Page and application data records

++++++++++++++++++++

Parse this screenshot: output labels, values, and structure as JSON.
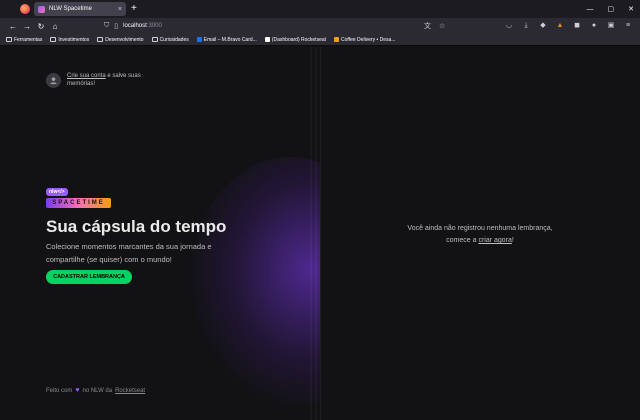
{
  "browser": {
    "tab_title": "NLW Spacetime",
    "tab_close": "×",
    "new_tab": "+",
    "url_host": "localhost",
    "url_port": ":3000",
    "window_controls": [
      "—",
      "▢",
      "✕"
    ]
  },
  "bookmarks": [
    {
      "label": "Ferramentas",
      "type": "folder"
    },
    {
      "label": "Investimentos",
      "type": "folder"
    },
    {
      "label": "Desenvolvimento",
      "type": "folder"
    },
    {
      "label": "Curiosidades",
      "type": "folder"
    },
    {
      "label": "Email – M.Bravo Card...",
      "type": "link",
      "color": "#1a73e8"
    },
    {
      "label": "(Dashboard) Rocketseat",
      "type": "link",
      "color": "#8257e5"
    },
    {
      "label": "Coffee Delivery • Desa...",
      "type": "link",
      "color": "#f59e0b"
    }
  ],
  "signin": {
    "link": "Crie sua conta",
    "rest": " e salve suas memórias!"
  },
  "logo": {
    "badge": "nlw</>",
    "word": "SPACETIME"
  },
  "hero": {
    "title": "Sua cápsula do tempo",
    "subtitle": "Colecione momentos marcantes da sua jornada e compartilhe (se quiser) com o mundo!",
    "cta": "Cadastrar lembrança"
  },
  "footer": {
    "prefix": "Feito com",
    "middle": "no NLW da",
    "link": "Rocketseat"
  },
  "empty_state": {
    "line1": "Você ainda não registrou nenhuma lembrança,",
    "line2_prefix": "comece a ",
    "line2_link": "criar agora",
    "line2_suffix": "!"
  },
  "colors": {
    "background": "#121215",
    "accent_green": "#04d361",
    "accent_purple": "#9b5cff"
  }
}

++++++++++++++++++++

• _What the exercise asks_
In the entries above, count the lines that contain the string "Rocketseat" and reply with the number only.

• _Response below_
2